The WikiLeaks disclosures of e-mails hacked from Clinton presidential-campaign chairman John Podesta provide mounting confirmation that the Clinton Foundation was orchestrated for the purpose of enriching the Clintons personally and leveraging then-Secretary Clinton’s power to do it. Hillary and her underlings pulled this off by making access to her contingent on Clinton Foundation ties; by having top staff service Clinton Foundation donors and work on Clinton Foundation business; by systematically conducting her e-mail communications outside the government server system; by making false statements to the public, the White House, Congress, the courts, and the FBI; and by destroying thousands of e-mails — despite congressional inquiries and Freedom of Information Act demands — in order to cover up (among other things) the shocking interplay between the State Department and the Clinton Foundation.
Under federal law, that can amount to running an enterprise by a pattern of fraud, bribery, and obstruction. If so, it is a major crime. Like the major crimes involving the mishandling of classified information and destruction of government files, it cries out for a thorough and credible criminal investigation. More important, wholly apart from whether there is sufficient evidence for criminal convictions, there is overwhelming evidence of a major breach of trust that renders Mrs. Clinton unfit for any public office, let along the nation’s highest public office.

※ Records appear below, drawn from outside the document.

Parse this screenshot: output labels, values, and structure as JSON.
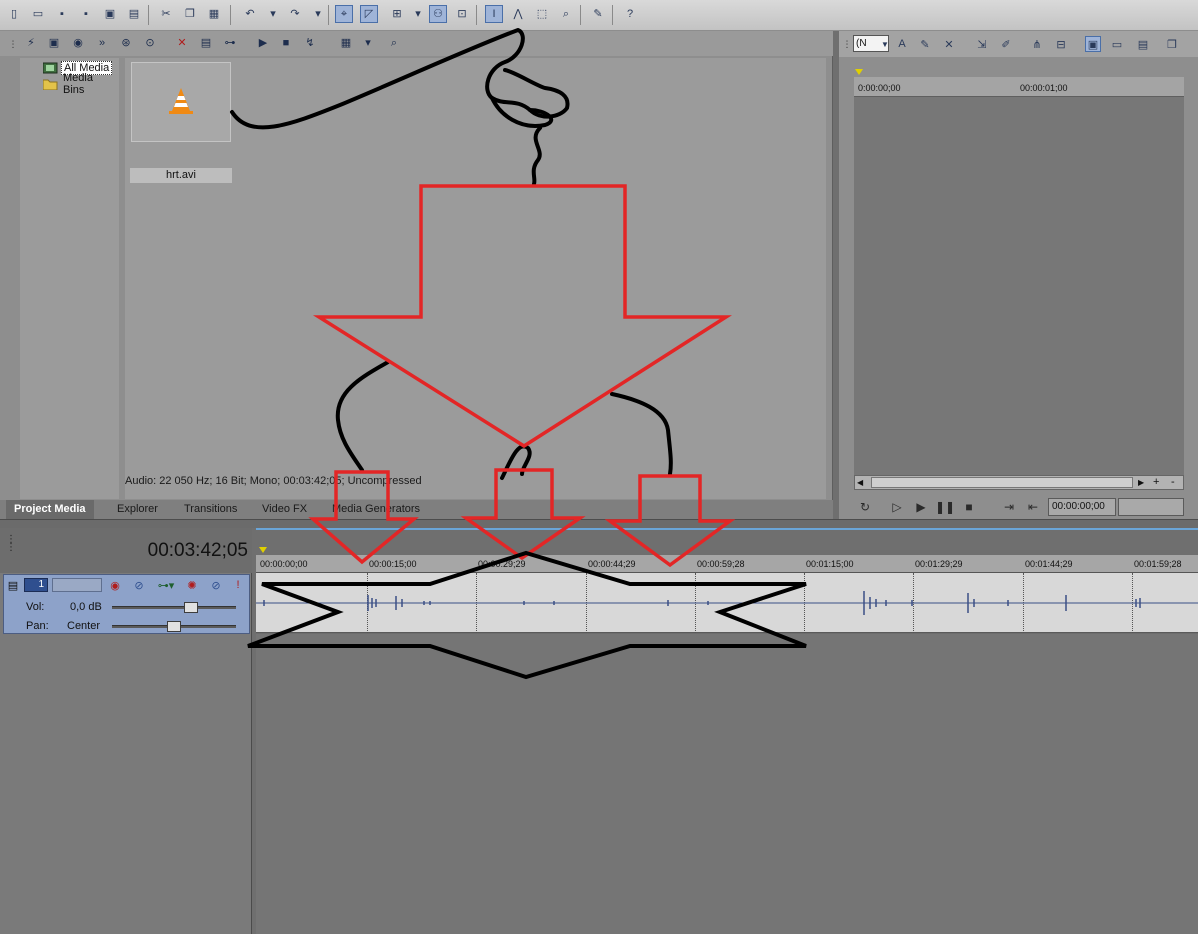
{
  "media": {
    "tree_items": [
      {
        "label": "All Media",
        "selected": true
      },
      {
        "label": "Media Bins",
        "selected": false
      }
    ],
    "file_name": "hrt.avi",
    "status_text": "Audio: 22 050 Hz; 16 Bit; Mono; 00:03:42;05; Uncompressed",
    "tabs": [
      "Project Media",
      "Explorer",
      "Transitions",
      "Video FX",
      "Media Generators"
    ]
  },
  "preview": {
    "select_value": "(N",
    "ruler_labels": [
      "0:00:00;00",
      "00:00:01;00"
    ],
    "time": "00:00:00;00"
  },
  "timeline": {
    "timecode": "00:03:42;05",
    "ruler_labels": [
      "00:00:00;00",
      "00:00:15;00",
      "00:00:29;29",
      "00:00:44;29",
      "00:00:59;28",
      "00:01:15;00",
      "00:01:29;29",
      "00:01:44;29",
      "00:01:59;28"
    ],
    "track": {
      "number": "1",
      "vol_label": "Vol:",
      "vol_value": "0,0 dB",
      "pan_label": "Pan:",
      "pan_value": "Center"
    }
  },
  "colors": {
    "annotation_red": "#e32626",
    "annotation_black": "#000000",
    "waveform": "#3a4f86",
    "track_header": "#8da2c9"
  },
  "icons": {
    "main_toolbar": [
      "new-icon",
      "open-icon",
      "save-icon",
      "save-as-icon",
      "render-icon",
      "properties-icon",
      "cut-icon",
      "copy-icon",
      "paste-icon",
      "undo-icon",
      "redo-icon",
      "snap-icon",
      "auto-crossfade-icon",
      "ripple-icon",
      "lock-envelopes-icon",
      "ignore-grouping-icon",
      "normal-edit-tool-icon",
      "envelope-tool-icon",
      "selection-tool-icon",
      "zoom-tool-icon",
      "markers-icon",
      "help-icon"
    ],
    "media_toolbar": [
      "import-media-icon",
      "capture-video-icon",
      "get-media-web-icon",
      "media-fx-icon",
      "search-icon",
      "remove-media-icon",
      "properties-icon",
      "media-fx-chain-icon",
      "play-icon",
      "stop-icon",
      "auto-preview-icon",
      "views-icon",
      "zoom-icon"
    ]
  }
}
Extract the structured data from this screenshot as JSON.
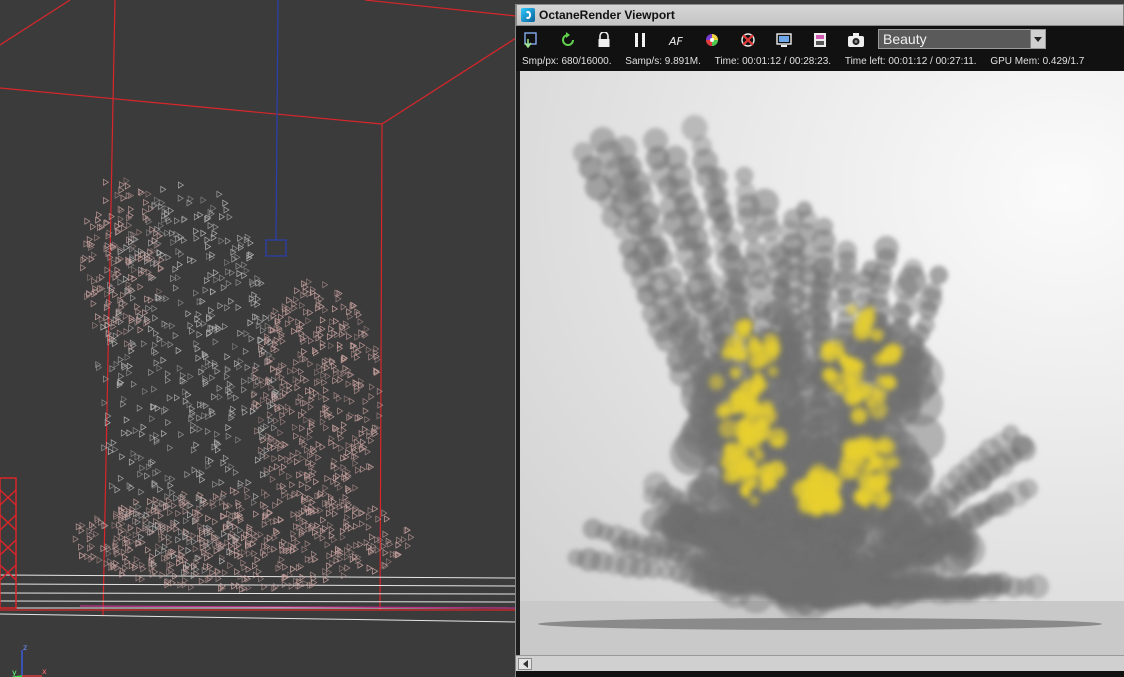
{
  "window": {
    "title": "OctaneRender Viewport"
  },
  "toolbar": {
    "buttons": [
      {
        "name": "send-scene-icon"
      },
      {
        "name": "restart-render-icon"
      },
      {
        "name": "lock-icon"
      },
      {
        "name": "pause-icon"
      },
      {
        "name": "af-focus-icon"
      },
      {
        "name": "color-picker-icon"
      },
      {
        "name": "region-render-icon"
      },
      {
        "name": "display-icon"
      },
      {
        "name": "film-settings-icon"
      },
      {
        "name": "camera-icon"
      }
    ],
    "af_label": "AF",
    "pass": "Beauty"
  },
  "stats": {
    "samples_per_px": "Smp/px: 680/16000.",
    "samples_per_sec": "Samp/s: 9.891M.",
    "time": "Time: 00:01:12 / 00:28:23.",
    "time_left": "Time left: 00:01:12 / 00:27:11.",
    "gpu_mem": "GPU Mem: 0.429/1.7"
  },
  "gizmo": {
    "z": "z",
    "x": "x",
    "y": "y"
  },
  "colors": {
    "bounding_box": "#d8262b",
    "particles_pink": "#c9a3a0",
    "particles_gray": "#b9b9b9",
    "smoke": "#6f6f6f",
    "fire": "#e7cf2f",
    "grid_line": "#e6e6e6"
  }
}
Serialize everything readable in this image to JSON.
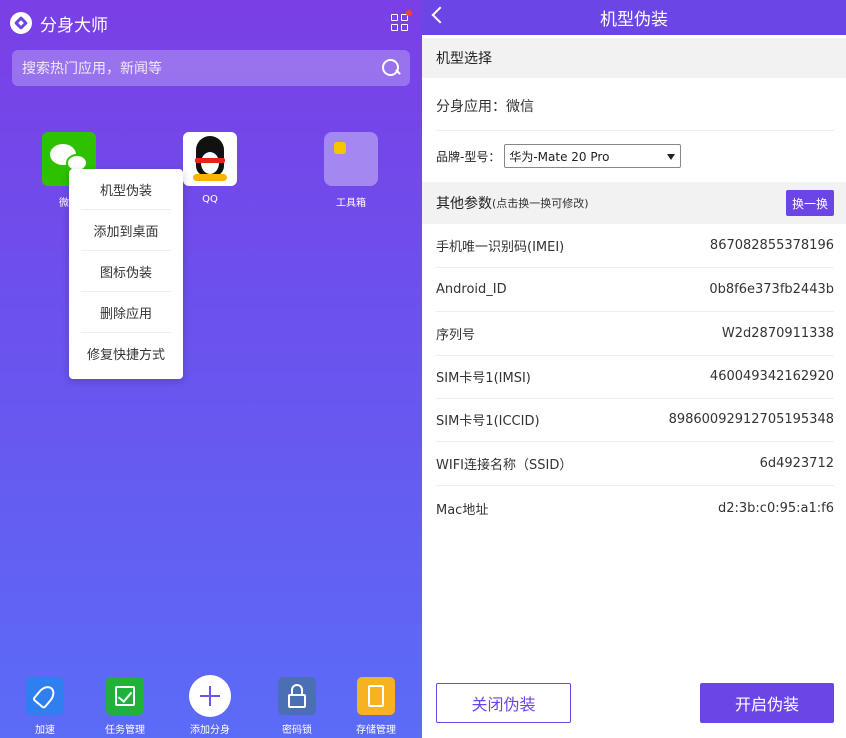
{
  "left": {
    "app_title": "分身大师",
    "search_placeholder": "搜索热门应用，新闻等",
    "apps": [
      {
        "label": "微信",
        "icon": "wechat-icon"
      },
      {
        "label": "QQ",
        "icon": "qq-icon"
      },
      {
        "label": "工具箱",
        "icon": "toolbox-icon"
      }
    ],
    "context_menu": [
      "机型伪装",
      "添加到桌面",
      "图标伪装",
      "删除应用",
      "修复快捷方式"
    ],
    "dock": [
      {
        "label": "加速",
        "icon": "rocket-icon"
      },
      {
        "label": "任务管理",
        "icon": "checkbox-icon"
      },
      {
        "label": "添加分身",
        "icon": "plus-icon"
      },
      {
        "label": "密码锁",
        "icon": "padlock-icon"
      },
      {
        "label": "存储管理",
        "icon": "sd-card-icon"
      }
    ]
  },
  "right": {
    "title": "机型伪装",
    "section_model": "机型选择",
    "clone_app": "分身应用：微信",
    "brand_label": "品牌-型号：",
    "brand_value": "华为-Mate 20 Pro",
    "section_other": "其他参数",
    "section_other_note": "(点击换一换可修改)",
    "swap_button": "换一换",
    "params": [
      {
        "label": "手机唯一识别码(IMEI)",
        "value": "867082855378196"
      },
      {
        "label": "Android_ID",
        "value": "0b8f6e373fb2443b"
      },
      {
        "label": "序列号",
        "value": "W2d2870911338"
      },
      {
        "label": "SIM卡号1(IMSI)",
        "value": "460049342162920"
      },
      {
        "label": "SIM卡号1(ICCID)",
        "value": "89860092912705195348"
      },
      {
        "label": "WIFI连接名称（SSID）",
        "value": "6d4923712"
      },
      {
        "label": "Mac地址",
        "value": "d2:3b:c0:95:a1:f6"
      }
    ],
    "close_button": "关闭伪装",
    "open_button": "开启伪装"
  },
  "colors": {
    "accent": "#6b45e6",
    "wechat": "#2dc100"
  }
}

— Andrew C. McCarthy is a senior policy fellow at the National Review Institute and a contributing editor of National Review.